Records drawn from a dataset

————

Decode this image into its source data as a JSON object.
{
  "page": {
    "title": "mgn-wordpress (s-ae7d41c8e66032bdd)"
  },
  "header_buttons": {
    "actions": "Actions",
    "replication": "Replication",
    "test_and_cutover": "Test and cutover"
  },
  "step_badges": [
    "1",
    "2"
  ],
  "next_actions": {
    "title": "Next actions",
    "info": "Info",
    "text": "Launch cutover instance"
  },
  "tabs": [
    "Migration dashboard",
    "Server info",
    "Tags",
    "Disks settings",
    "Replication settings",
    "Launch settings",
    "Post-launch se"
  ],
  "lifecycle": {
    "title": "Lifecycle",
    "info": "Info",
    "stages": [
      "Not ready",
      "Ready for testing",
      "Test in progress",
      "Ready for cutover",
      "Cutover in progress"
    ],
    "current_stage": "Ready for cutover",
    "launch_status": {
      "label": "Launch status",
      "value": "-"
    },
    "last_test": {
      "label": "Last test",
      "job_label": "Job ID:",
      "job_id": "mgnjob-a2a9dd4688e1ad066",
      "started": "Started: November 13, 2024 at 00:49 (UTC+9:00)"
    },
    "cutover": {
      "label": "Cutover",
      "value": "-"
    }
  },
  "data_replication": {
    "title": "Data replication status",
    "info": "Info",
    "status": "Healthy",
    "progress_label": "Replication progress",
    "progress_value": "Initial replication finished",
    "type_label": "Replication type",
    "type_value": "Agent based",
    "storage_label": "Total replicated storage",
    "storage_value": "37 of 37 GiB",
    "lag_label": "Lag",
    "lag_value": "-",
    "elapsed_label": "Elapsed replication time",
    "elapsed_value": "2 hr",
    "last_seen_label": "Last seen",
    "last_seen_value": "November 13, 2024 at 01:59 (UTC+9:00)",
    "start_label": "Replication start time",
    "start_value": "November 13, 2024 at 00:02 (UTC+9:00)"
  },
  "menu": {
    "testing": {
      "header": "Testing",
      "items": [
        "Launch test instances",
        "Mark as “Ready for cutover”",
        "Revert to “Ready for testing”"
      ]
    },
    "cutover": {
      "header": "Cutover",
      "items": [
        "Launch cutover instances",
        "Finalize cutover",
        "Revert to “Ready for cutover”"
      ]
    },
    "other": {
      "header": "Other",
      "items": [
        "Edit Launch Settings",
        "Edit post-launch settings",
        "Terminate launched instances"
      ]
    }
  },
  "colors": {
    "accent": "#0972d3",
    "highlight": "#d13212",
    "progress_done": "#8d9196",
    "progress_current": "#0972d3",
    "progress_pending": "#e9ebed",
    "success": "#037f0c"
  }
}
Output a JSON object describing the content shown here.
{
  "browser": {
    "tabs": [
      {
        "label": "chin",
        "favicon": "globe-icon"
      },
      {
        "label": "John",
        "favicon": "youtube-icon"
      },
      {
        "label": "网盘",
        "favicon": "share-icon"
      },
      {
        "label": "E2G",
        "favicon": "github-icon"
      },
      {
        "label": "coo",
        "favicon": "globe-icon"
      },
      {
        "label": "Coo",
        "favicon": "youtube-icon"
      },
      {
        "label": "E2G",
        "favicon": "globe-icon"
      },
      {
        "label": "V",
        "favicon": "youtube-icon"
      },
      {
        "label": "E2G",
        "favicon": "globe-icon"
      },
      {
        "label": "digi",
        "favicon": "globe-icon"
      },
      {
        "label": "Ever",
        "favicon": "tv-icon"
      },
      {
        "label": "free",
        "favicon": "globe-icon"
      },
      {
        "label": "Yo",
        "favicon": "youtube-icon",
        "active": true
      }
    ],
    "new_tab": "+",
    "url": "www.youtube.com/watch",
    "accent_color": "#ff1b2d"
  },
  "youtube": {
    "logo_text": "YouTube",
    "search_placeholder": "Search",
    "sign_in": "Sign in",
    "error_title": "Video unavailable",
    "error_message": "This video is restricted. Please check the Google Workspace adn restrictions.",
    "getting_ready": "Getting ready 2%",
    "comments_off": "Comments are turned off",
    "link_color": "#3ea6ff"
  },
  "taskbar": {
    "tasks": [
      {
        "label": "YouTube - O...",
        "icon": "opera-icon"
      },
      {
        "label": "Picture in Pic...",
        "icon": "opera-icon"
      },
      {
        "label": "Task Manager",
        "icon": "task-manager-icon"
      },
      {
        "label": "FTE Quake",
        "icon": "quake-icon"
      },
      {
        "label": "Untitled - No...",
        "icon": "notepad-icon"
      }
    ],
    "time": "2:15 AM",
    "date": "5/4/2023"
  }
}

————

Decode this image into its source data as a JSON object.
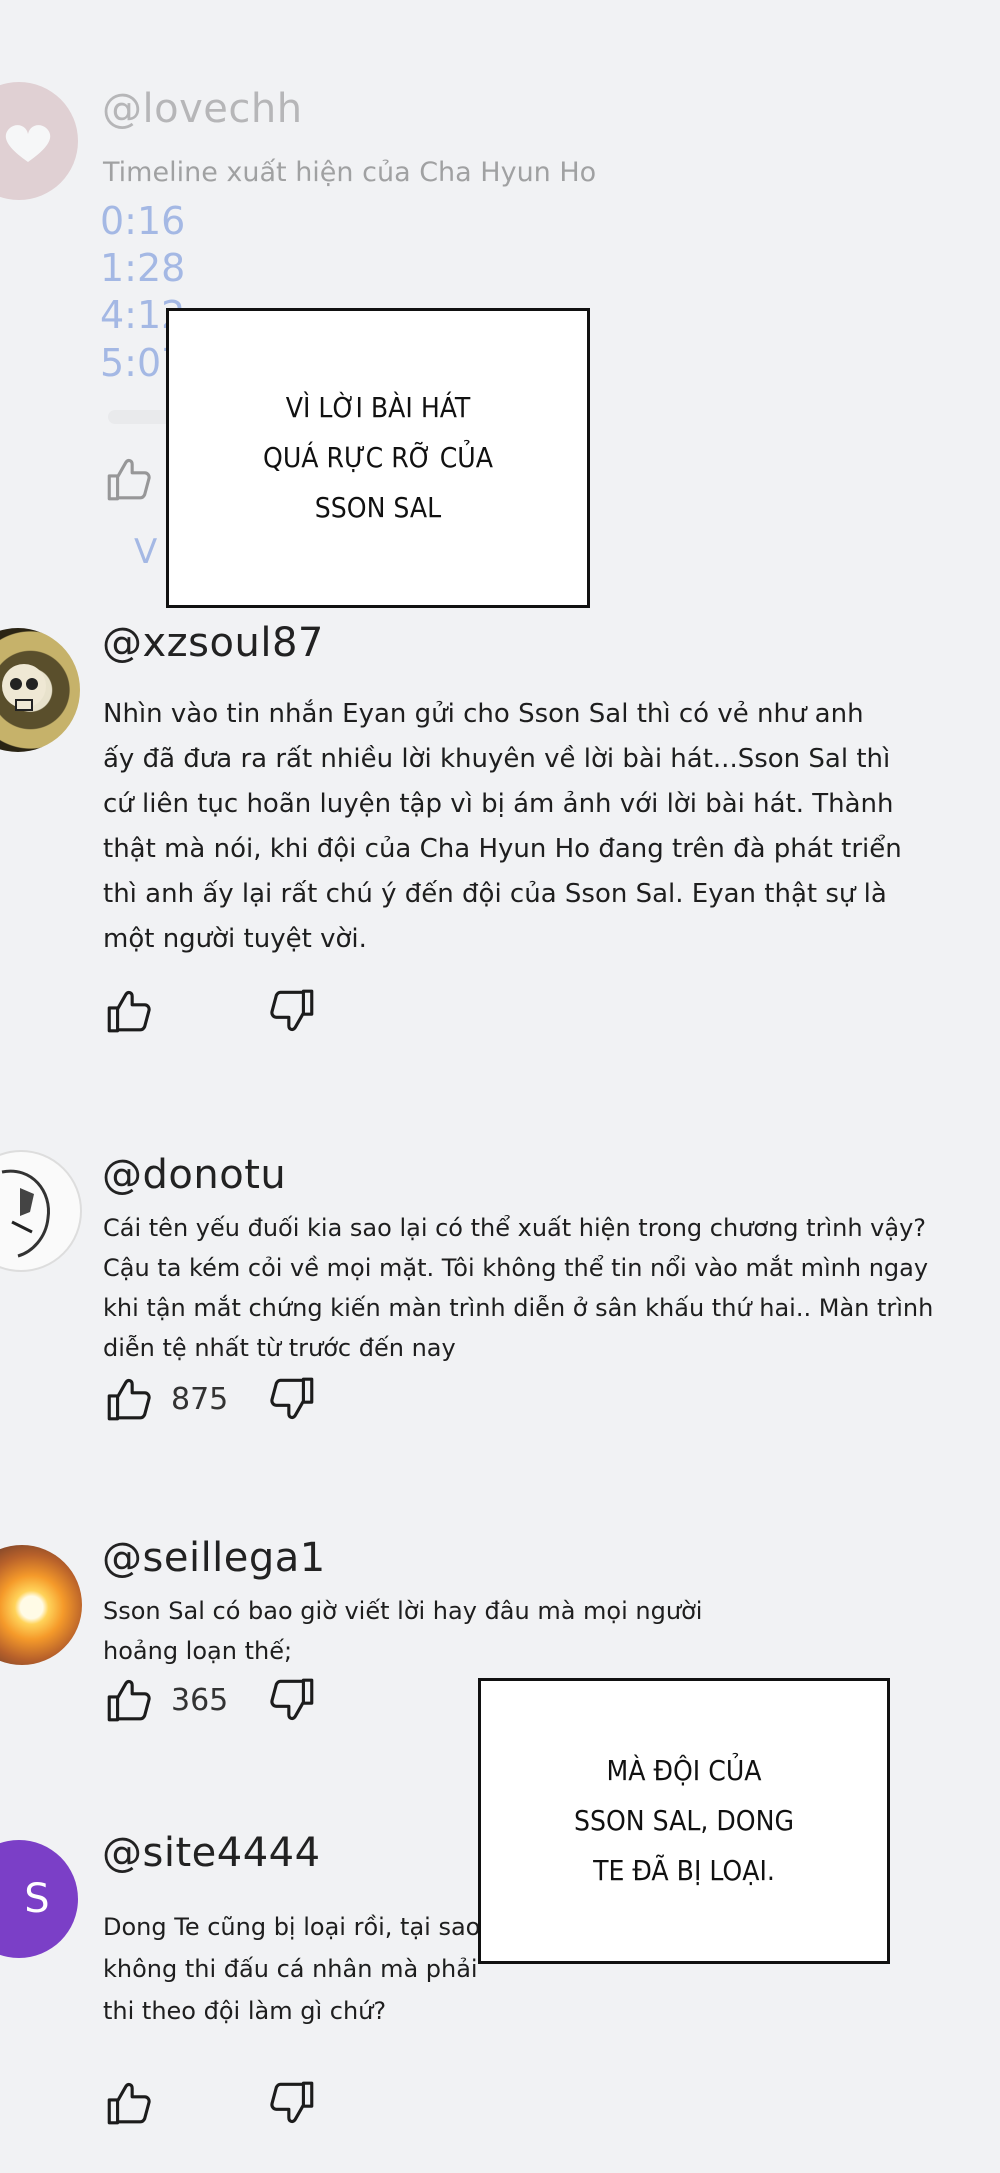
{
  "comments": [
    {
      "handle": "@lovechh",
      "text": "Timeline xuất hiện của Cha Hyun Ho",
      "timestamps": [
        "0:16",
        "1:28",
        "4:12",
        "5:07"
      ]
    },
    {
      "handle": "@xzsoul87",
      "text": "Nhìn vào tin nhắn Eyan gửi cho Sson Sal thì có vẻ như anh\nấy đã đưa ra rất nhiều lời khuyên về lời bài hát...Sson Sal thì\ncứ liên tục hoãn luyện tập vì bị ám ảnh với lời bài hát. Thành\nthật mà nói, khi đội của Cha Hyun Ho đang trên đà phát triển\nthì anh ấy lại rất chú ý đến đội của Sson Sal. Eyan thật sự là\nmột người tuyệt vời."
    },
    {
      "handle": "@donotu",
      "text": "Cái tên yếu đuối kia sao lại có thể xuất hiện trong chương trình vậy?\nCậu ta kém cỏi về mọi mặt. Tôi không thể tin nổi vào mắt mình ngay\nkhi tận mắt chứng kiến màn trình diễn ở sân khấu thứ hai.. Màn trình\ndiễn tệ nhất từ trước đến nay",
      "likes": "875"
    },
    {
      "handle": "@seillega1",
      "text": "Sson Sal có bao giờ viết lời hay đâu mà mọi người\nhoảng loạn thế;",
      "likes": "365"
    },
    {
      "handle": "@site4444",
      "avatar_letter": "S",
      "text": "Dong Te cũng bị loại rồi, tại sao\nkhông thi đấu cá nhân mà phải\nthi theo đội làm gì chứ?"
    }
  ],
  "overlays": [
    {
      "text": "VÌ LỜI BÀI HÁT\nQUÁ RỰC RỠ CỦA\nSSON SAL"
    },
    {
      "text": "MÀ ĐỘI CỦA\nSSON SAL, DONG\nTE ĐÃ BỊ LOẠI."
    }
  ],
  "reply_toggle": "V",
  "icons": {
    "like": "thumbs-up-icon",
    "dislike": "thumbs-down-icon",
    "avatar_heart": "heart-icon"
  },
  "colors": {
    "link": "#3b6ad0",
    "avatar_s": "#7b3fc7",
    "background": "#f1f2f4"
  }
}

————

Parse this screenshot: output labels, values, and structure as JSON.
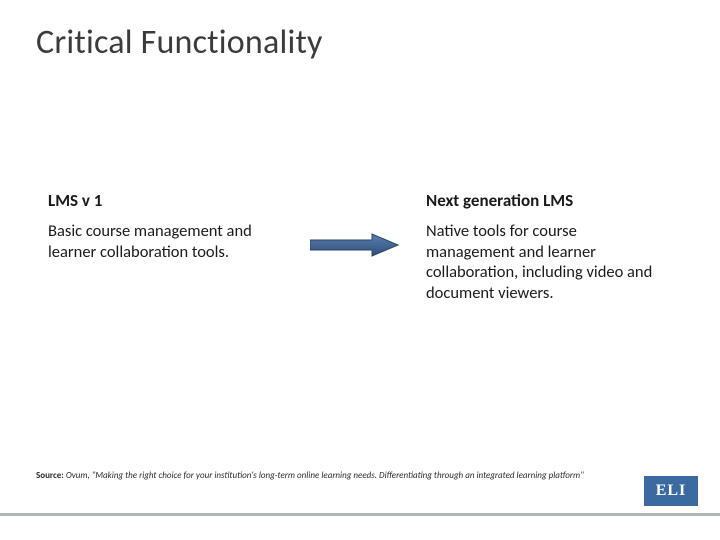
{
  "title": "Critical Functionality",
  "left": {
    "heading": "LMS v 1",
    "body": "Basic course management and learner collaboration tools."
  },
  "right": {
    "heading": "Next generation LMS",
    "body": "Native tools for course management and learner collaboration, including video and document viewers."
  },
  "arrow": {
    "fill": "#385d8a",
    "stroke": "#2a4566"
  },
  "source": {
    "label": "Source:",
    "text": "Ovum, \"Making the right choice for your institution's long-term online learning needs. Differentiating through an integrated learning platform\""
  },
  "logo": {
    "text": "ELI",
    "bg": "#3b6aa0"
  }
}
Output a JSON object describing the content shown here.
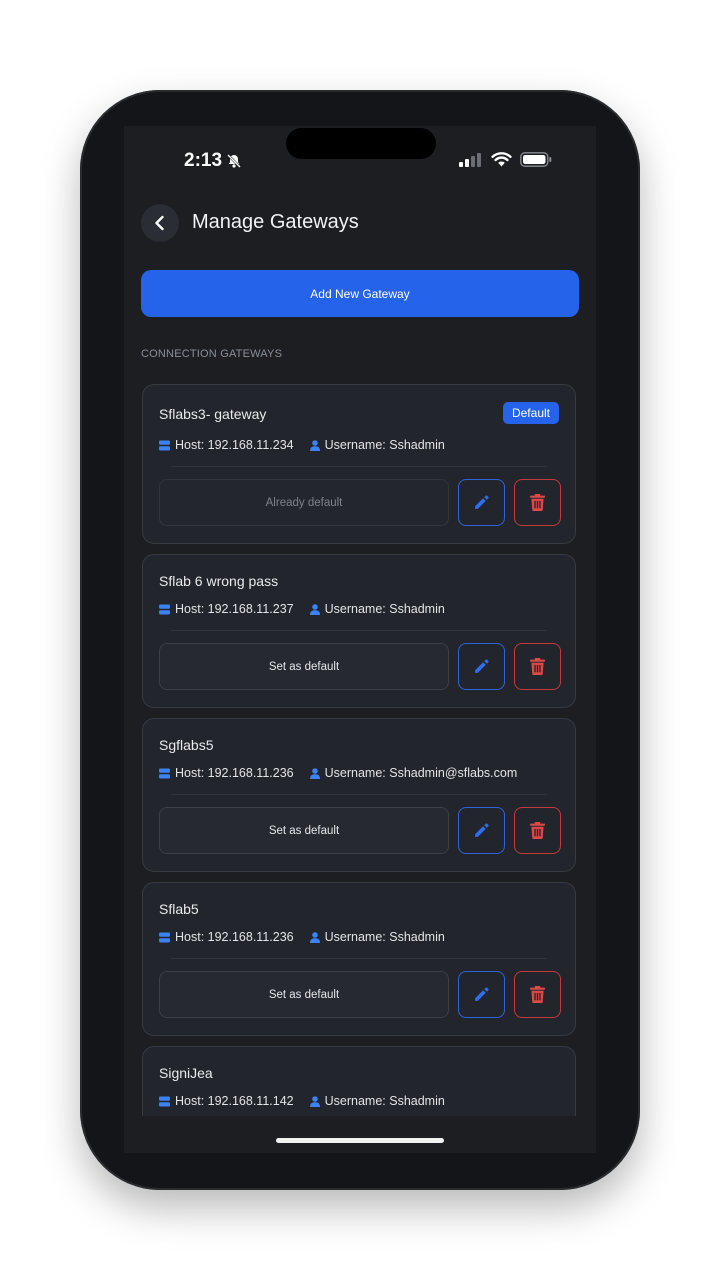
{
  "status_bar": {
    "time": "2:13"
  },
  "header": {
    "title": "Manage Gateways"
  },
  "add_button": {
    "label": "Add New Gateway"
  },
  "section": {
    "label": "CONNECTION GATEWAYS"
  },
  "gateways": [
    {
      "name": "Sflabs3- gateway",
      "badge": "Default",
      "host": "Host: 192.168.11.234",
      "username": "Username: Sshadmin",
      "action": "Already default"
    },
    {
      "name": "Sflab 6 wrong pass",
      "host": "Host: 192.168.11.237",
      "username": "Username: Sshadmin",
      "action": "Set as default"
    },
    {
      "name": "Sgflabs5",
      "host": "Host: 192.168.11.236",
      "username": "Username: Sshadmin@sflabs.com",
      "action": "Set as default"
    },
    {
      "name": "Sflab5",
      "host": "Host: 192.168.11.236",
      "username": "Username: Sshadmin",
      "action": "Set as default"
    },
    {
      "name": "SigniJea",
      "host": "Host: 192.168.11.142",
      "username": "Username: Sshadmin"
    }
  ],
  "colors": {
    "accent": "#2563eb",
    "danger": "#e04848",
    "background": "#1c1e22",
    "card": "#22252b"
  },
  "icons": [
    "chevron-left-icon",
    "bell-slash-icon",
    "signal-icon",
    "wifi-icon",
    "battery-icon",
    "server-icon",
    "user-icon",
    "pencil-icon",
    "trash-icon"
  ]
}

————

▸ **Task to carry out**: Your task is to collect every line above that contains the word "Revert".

▸ **Written reply**:
        "Revert to “Ready for testing”"
        "Revert to “Ready for cutover”"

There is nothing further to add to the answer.